* Assignment
Tally the lines in the data below in which the word "this" occurs, then give only the total.

* Given information
+ + +
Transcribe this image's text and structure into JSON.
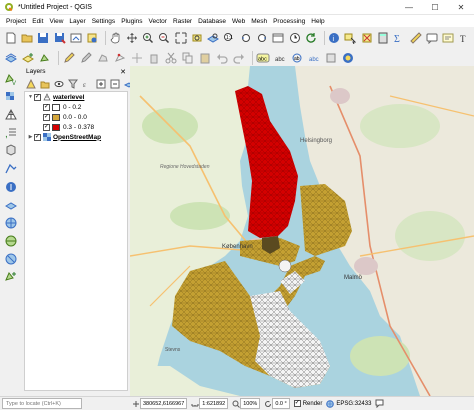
{
  "window": {
    "title": "*Untitled Project - QGIS",
    "controls": [
      "—",
      "☐",
      "✕"
    ]
  },
  "menu": [
    "Project",
    "Edit",
    "View",
    "Layer",
    "Settings",
    "Plugins",
    "Vector",
    "Raster",
    "Database",
    "Web",
    "Mesh",
    "Processing",
    "Help"
  ],
  "layers_panel": {
    "title": "Layers",
    "close_glyph": "✕",
    "layers": [
      {
        "name": "waterlevel",
        "checked": true,
        "type": "mesh"
      },
      {
        "name": "OpenStreetMap",
        "checked": true,
        "type": "raster"
      }
    ],
    "legend": [
      {
        "label": "0 - 0.2",
        "color": "#ffffff",
        "checked": true
      },
      {
        "label": "0.0 - 0.0",
        "color": "#d4a63a",
        "checked": true
      },
      {
        "label": "0.3 - 0.378",
        "color": "#d40000",
        "checked": true
      }
    ]
  },
  "map": {
    "place_labels": [
      "Helsingborg",
      "Regione Hovedstaden",
      "København",
      "Malmö",
      "Stevns"
    ]
  },
  "status": {
    "locator_placeholder": "Type to locate (Ctrl+K)",
    "coordinate_value": "380652,6166967",
    "scale_value": "1:621892",
    "magnifier_value": "100%",
    "rotation_value": "0.0 °",
    "render_label": "Render",
    "crs_label": "EPSG:32433"
  },
  "colors": {
    "mesh_red": "#d40000",
    "mesh_gold": "#c4a032",
    "mesh_white": "#f4f4f4",
    "water": "#aad3df",
    "land": "#f2efe9"
  }
}
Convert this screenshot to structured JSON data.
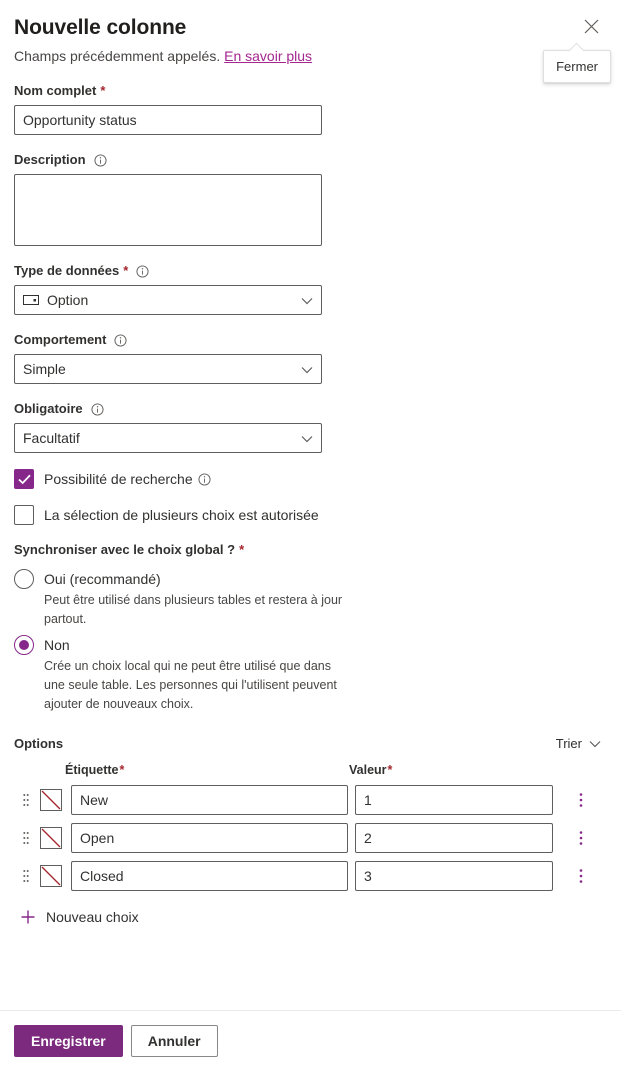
{
  "header": {
    "title": "Nouvelle colonne",
    "subtitle_text": "Champs précédemment appelés.",
    "subtitle_link": "En savoir plus",
    "close_icon": "close-icon",
    "close_tooltip": "Fermer"
  },
  "fields": {
    "display_name": {
      "label": "Nom complet",
      "required_mark": "*",
      "value": "Opportunity status",
      "placeholder": ""
    },
    "description": {
      "label": "Description",
      "value": "",
      "placeholder": ""
    },
    "data_type": {
      "label": "Type de données",
      "required_mark": "*",
      "value": "Option",
      "icon": "option-set-icon"
    },
    "behavior": {
      "label": "Comportement",
      "value": "Simple"
    },
    "required": {
      "label": "Obligatoire",
      "value": "Facultatif"
    }
  },
  "checkboxes": [
    {
      "label": "Possibilité de recherche",
      "checked": true,
      "has_info": true
    },
    {
      "label": "La sélection de plusieurs choix est autorisée",
      "checked": false,
      "has_info": false
    }
  ],
  "sync_group": {
    "label": "Synchroniser avec le choix global ?",
    "required_mark": "*",
    "options": [
      {
        "label": "Oui (recommandé)",
        "selected": false,
        "description": "Peut être utilisé dans plusieurs tables et restera à jour partout."
      },
      {
        "label": "Non",
        "selected": true,
        "description": "Crée un choix local qui ne peut être utilisé que dans une seule table. Les personnes qui l'utilisent peuvent ajouter de nouveaux choix."
      }
    ]
  },
  "options_section": {
    "title": "Options",
    "sort_label": "Trier",
    "columns": {
      "label": "Étiquette",
      "label_required": "*",
      "value": "Valeur",
      "value_required": "*"
    },
    "rows": [
      {
        "label": "New",
        "value": "1",
        "color": "none"
      },
      {
        "label": "Open",
        "value": "2",
        "color": "none"
      },
      {
        "label": "Closed",
        "value": "3",
        "color": "none"
      }
    ],
    "new_choice_label": "Nouveau choix"
  },
  "footer": {
    "save_label": "Enregistrer",
    "cancel_label": "Annuler"
  },
  "colors": {
    "accent": "#86278a",
    "primary_button": "#7b2a7e",
    "link": "#a4268f",
    "required_asterisk": "#a4262c",
    "no_color_slash": "#a4262c"
  }
}
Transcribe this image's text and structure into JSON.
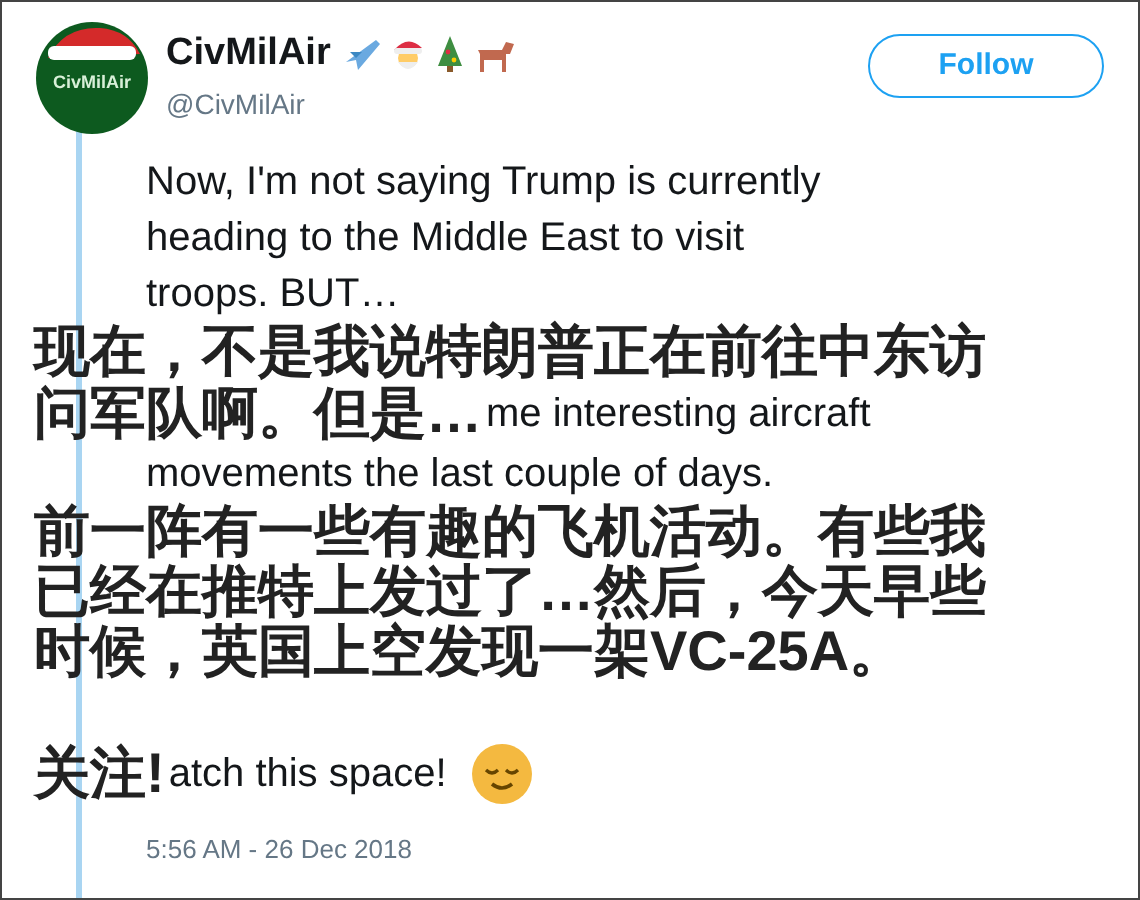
{
  "author": {
    "avatar_text": "CivMilAir",
    "name": "CivMilAir",
    "handle": "@CivMilAir"
  },
  "follow_button": "Follow",
  "rows": [
    {
      "kind": "text",
      "en": "Now, I'm not saying Trump is currently"
    },
    {
      "kind": "text",
      "en": "heading to the Middle East to visit"
    },
    {
      "kind": "text",
      "en": "troops. BUT…"
    },
    {
      "kind": "subtitle",
      "zh": "现在，不是我说特朗普正在前往中东访"
    },
    {
      "kind": "overlay",
      "zh": "问军队啊。但是…",
      "en": "me interesting aircraft"
    },
    {
      "kind": "text",
      "en": "movements the last couple of days."
    },
    {
      "kind": "subtitle",
      "zh": "前一阵有一些有趣的飞机活动。有些我"
    },
    {
      "kind": "subtitle",
      "zh": "已经在推特上发过了…然后，今天早些"
    },
    {
      "kind": "subtitle",
      "zh": "时候，英国上空发现一架VC-25A。"
    },
    {
      "kind": "overlay",
      "zh": "关注!",
      "en": "atch this space!"
    }
  ],
  "timestamp": "5:56 AM - 26 Dec 2018"
}
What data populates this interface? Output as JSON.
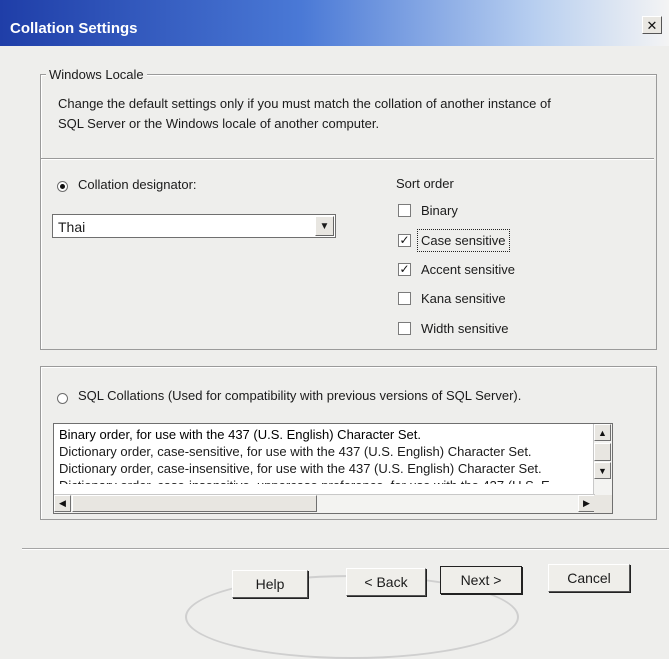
{
  "window": {
    "title": "Collation Settings",
    "close_glyph": "✕",
    "close_icon": "close-icon"
  },
  "windows_locale": {
    "group_label": "Windows Locale",
    "description_line1": "Change the default settings only if you must match the collation of another instance of",
    "description_line2": "SQL Server or the Windows locale of another computer."
  },
  "collation": {
    "radio_label": "Collation designator:",
    "selected": true,
    "combo_value": "Thai",
    "combo_arrow": "▼"
  },
  "sort_order": {
    "label": "Sort order",
    "options": [
      {
        "label": "Binary",
        "checked": false,
        "mark": ""
      },
      {
        "label": "Case sensitive",
        "checked": true,
        "mark": "✓"
      },
      {
        "label": "Accent sensitive",
        "checked": true,
        "mark": "✓"
      },
      {
        "label": "Kana sensitive",
        "checked": false,
        "mark": ""
      },
      {
        "label": "Width sensitive",
        "checked": false,
        "mark": ""
      }
    ]
  },
  "sql_collations": {
    "radio_label": "SQL Collations (Used for compatibility with previous versions of SQL Server).",
    "selected": false,
    "items": [
      "Binary order, for use with the 437 (U.S. English) Character Set.",
      "Dictionary order, case-sensitive, for use with the 437 (U.S. English) Character Set.",
      "Dictionary order, case-insensitive, for use with the 437 (U.S. English) Character Set.",
      "Dictionary order, case-insensitive, uppercase preference, for use with the 437 (U.S. E"
    ],
    "scroll_up": "▲",
    "scroll_down": "▼",
    "scroll_left": "◀",
    "scroll_right": "▶"
  },
  "buttons": {
    "help": "Help",
    "back": "< Back",
    "next": "Next >",
    "cancel": "Cancel"
  }
}
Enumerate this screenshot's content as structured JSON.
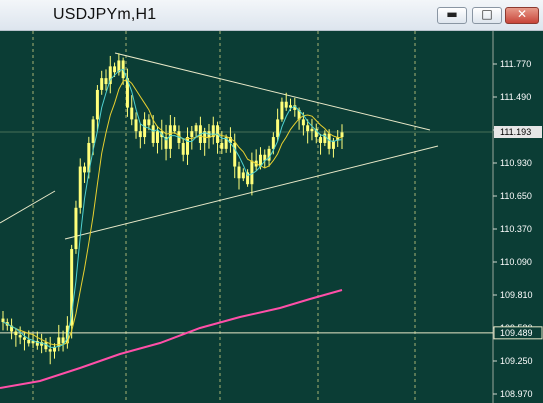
{
  "window": {
    "title": "USDJPYm,H1",
    "buttons": {
      "minimize": "▬",
      "maximize": "□",
      "close": "✕"
    }
  },
  "colors": {
    "background": "#0b3d35",
    "grid": "#d8d88a",
    "candles": "#ffff7a",
    "ma_fast": "#4fd0d0",
    "ma_slow": "#e8d030",
    "ma_long": "#ff4fa8",
    "trendlines": "#e8e8c8",
    "current_price_label_bg": "#e6e6e6",
    "axis_text": "#ffffff"
  },
  "chart_data": {
    "type": "candlestick",
    "symbol": "USDJPYm",
    "timeframe": "H1",
    "y_axis": {
      "ticks": [
        "111.770",
        "111.490",
        "111.210",
        "110.930",
        "110.650",
        "110.370",
        "110.090",
        "109.810",
        "109.530",
        "109.250",
        "108.970"
      ],
      "range": [
        108.97,
        111.99
      ]
    },
    "current_price": "111.193",
    "horizontal_line_price": "109.489",
    "grid": true,
    "candle_closes": [
      109.58,
      109.55,
      109.5,
      109.47,
      109.45,
      109.43,
      109.4,
      109.42,
      109.38,
      109.41,
      109.35,
      109.33,
      109.37,
      109.45,
      109.4,
      109.55,
      110.2,
      110.55,
      110.9,
      110.85,
      111.1,
      111.3,
      111.55,
      111.65,
      111.6,
      111.75,
      111.7,
      111.8,
      111.65,
      111.4,
      111.3,
      111.2,
      111.15,
      111.3,
      111.25,
      111.1,
      111.2,
      111.15,
      111.05,
      111.25,
      111.2,
      111.1,
      111.0,
      111.15,
      111.2,
      111.25,
      111.1,
      111.2,
      111.15,
      111.25,
      111.1,
      111.05,
      111.15,
      111.1,
      110.9,
      110.8,
      110.85,
      110.75,
      110.95,
      110.9,
      111.0,
      110.95,
      111.05,
      111.15,
      111.3,
      111.45,
      111.4,
      111.42,
      111.38,
      111.3,
      111.25,
      111.2,
      111.22,
      111.15,
      111.1,
      111.18,
      111.05,
      111.12,
      111.15,
      111.19
    ]
  }
}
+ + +
* Finished task
6